And the difference is between light and darkness both existentially, in our experience, but more basically in our lives. Yes, faith is not just a head matter, but what we call a heart matter, and something which we test in tasting along the way, comparing that with our basic, and actually broken, though to us comparably safe place, or way of living. And yet God calls us to the same faith which our father of faith, Abraham had. Of course God does so with much grace, and in much smaller measure. And none of us would ever ever be commanded to do anything like what Abraham was told to do in Genesis 22, fulfilled when God did not spare his only Son, Jesus. And remember, that even then Abraham never for one minute sacrificed his love for Isaac, even as he had the knife in hand, ready to plunge it into his son.
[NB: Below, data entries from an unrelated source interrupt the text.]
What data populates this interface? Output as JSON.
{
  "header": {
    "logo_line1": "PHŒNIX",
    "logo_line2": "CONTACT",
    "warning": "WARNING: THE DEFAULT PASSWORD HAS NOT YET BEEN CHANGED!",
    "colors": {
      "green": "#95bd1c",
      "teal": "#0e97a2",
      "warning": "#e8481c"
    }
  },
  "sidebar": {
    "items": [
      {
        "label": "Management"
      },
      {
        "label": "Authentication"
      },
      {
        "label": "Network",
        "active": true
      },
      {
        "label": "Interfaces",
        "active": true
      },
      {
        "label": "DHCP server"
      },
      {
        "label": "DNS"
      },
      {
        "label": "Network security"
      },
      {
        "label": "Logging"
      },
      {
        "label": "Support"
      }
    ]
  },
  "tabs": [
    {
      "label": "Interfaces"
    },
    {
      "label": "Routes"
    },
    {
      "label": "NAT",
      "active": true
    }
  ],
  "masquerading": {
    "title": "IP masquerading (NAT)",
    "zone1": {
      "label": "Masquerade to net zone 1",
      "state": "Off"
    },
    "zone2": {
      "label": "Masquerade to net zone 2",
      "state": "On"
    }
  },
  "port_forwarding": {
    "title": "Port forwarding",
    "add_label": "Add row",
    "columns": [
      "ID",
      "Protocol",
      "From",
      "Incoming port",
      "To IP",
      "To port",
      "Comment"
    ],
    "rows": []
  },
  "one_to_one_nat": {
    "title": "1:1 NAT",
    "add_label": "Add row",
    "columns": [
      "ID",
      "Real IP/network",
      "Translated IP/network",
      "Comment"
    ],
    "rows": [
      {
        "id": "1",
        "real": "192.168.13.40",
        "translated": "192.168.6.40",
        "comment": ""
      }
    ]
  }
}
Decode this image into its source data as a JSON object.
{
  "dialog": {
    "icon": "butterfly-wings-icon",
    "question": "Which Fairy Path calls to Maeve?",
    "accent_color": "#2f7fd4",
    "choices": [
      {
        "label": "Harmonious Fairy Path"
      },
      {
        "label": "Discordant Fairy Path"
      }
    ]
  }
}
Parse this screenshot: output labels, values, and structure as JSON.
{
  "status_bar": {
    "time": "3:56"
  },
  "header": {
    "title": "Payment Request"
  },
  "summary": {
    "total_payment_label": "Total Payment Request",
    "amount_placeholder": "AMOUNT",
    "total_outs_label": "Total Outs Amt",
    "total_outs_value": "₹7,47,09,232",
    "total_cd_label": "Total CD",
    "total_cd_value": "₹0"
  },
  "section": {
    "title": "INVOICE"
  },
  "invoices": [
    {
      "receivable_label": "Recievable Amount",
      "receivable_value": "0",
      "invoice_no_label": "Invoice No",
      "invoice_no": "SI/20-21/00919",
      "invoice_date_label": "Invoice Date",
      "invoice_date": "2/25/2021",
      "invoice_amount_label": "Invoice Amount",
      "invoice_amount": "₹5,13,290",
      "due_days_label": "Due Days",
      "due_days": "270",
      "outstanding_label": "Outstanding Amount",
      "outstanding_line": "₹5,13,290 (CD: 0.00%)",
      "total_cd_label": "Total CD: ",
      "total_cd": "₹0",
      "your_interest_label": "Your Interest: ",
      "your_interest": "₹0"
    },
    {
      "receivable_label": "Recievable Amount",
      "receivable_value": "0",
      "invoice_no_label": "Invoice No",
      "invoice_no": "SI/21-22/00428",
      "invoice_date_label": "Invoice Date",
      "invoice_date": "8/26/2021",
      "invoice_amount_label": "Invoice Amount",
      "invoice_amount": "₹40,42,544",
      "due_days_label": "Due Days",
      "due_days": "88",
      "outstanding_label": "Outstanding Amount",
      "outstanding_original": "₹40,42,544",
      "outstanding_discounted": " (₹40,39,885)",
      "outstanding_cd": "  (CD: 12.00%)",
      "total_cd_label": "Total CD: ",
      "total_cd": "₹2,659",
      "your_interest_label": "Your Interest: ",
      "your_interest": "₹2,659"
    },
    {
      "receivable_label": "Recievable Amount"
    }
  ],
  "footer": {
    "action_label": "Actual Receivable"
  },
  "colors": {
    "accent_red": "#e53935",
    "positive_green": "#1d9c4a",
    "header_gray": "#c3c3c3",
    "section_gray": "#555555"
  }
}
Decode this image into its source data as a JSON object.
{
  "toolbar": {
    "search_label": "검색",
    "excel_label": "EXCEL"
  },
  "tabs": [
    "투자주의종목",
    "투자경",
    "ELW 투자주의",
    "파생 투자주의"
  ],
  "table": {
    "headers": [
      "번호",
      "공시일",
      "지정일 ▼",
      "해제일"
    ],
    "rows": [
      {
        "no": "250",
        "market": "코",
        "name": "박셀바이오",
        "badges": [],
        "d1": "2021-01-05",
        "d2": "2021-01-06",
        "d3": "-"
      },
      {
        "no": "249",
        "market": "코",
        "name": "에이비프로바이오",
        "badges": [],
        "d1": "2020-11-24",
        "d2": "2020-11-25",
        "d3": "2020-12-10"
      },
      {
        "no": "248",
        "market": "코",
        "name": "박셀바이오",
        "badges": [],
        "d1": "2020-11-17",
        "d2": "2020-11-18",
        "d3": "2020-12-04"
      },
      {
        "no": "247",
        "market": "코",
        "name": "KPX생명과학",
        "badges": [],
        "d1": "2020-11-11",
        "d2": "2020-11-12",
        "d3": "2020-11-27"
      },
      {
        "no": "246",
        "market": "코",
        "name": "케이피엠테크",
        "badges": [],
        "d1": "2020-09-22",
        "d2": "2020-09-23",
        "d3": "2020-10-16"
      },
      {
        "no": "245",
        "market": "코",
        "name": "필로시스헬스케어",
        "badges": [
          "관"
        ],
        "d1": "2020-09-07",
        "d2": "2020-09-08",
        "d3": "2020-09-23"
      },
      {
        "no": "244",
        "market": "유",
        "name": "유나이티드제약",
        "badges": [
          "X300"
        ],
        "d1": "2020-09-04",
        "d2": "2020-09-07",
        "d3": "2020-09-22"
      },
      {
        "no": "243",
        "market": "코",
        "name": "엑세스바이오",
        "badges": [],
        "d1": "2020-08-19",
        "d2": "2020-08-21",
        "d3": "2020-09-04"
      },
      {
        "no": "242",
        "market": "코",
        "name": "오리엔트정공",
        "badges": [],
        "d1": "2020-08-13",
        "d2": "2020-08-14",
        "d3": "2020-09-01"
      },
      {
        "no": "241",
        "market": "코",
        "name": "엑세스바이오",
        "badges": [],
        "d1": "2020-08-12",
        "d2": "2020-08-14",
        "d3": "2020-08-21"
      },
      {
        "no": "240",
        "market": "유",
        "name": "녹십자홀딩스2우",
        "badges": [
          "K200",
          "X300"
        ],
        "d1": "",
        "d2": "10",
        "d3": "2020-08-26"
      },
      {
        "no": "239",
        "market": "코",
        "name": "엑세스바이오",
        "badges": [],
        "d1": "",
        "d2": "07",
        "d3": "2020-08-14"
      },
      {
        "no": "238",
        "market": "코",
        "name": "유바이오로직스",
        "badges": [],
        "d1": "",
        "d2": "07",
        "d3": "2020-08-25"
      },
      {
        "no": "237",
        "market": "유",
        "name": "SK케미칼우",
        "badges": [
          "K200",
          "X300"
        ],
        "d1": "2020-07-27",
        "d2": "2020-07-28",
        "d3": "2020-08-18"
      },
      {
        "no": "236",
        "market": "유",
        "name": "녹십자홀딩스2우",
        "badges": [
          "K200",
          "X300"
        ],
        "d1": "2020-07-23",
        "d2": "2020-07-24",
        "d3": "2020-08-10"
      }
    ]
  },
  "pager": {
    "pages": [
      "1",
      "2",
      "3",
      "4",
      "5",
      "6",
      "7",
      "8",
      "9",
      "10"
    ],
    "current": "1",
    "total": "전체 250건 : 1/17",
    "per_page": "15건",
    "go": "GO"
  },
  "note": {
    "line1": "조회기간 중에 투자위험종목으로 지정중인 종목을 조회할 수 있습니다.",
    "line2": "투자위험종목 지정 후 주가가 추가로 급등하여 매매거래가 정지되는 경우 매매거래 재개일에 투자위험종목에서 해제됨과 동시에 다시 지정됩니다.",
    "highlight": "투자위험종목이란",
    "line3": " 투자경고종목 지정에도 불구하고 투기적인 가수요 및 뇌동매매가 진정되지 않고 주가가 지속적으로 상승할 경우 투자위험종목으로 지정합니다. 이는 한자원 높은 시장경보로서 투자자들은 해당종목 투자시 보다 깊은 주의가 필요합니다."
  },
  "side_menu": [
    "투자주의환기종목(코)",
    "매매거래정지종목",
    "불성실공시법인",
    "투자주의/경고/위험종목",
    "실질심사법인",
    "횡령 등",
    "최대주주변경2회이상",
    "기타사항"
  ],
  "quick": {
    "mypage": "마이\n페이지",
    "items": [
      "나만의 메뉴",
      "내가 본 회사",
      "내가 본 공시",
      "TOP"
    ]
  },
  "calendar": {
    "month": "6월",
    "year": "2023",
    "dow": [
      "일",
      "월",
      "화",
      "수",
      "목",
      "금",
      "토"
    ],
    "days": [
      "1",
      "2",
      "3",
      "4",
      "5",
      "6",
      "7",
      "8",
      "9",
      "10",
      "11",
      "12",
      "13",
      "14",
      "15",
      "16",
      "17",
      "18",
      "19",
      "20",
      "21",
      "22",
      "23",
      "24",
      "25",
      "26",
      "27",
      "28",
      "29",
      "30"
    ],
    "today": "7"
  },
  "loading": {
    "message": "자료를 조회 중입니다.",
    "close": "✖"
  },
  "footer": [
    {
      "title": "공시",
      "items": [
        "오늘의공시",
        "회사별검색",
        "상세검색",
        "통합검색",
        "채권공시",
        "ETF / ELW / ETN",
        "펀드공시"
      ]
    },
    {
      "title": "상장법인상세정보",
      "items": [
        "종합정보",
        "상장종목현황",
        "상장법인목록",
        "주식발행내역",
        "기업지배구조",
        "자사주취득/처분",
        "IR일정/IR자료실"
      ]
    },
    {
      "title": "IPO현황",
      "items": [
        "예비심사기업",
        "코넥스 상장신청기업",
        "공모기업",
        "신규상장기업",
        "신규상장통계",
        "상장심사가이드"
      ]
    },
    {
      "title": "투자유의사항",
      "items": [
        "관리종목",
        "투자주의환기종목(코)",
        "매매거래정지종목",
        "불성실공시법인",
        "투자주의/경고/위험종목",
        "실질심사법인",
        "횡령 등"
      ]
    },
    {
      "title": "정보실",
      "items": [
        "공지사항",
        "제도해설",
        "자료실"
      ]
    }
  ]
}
A most disturbing story indeed. And our world will be shook up much the same, if we take God at God’s word and by faith obey. But the difference will be no less than light, as opposed to darkness. Something I’m aware of now in my own life, as I try to work out my own salvation with fear and trembling, as God works in me (along with all others in Jesus) to will and act, to fulfill his good purpose in and through Jesus.

how to deal with lies and inner pain

I remember David, when all seemed lost and his own man were about to turn against him. David found strength in the Lord his God and then sought the Lord’s guidance through which he led the men to rescue their families from those who had carried them off.

I like scripture for a good number of reasons, and one of them is that it is realistic. Darkness is seen and felt in it. But it is not the last word. The light in and through Jesus shines in that darkness, and it’s not only an exposing light, but a healing one as well. And one by which we get up and carry on in the will of God through Jesus.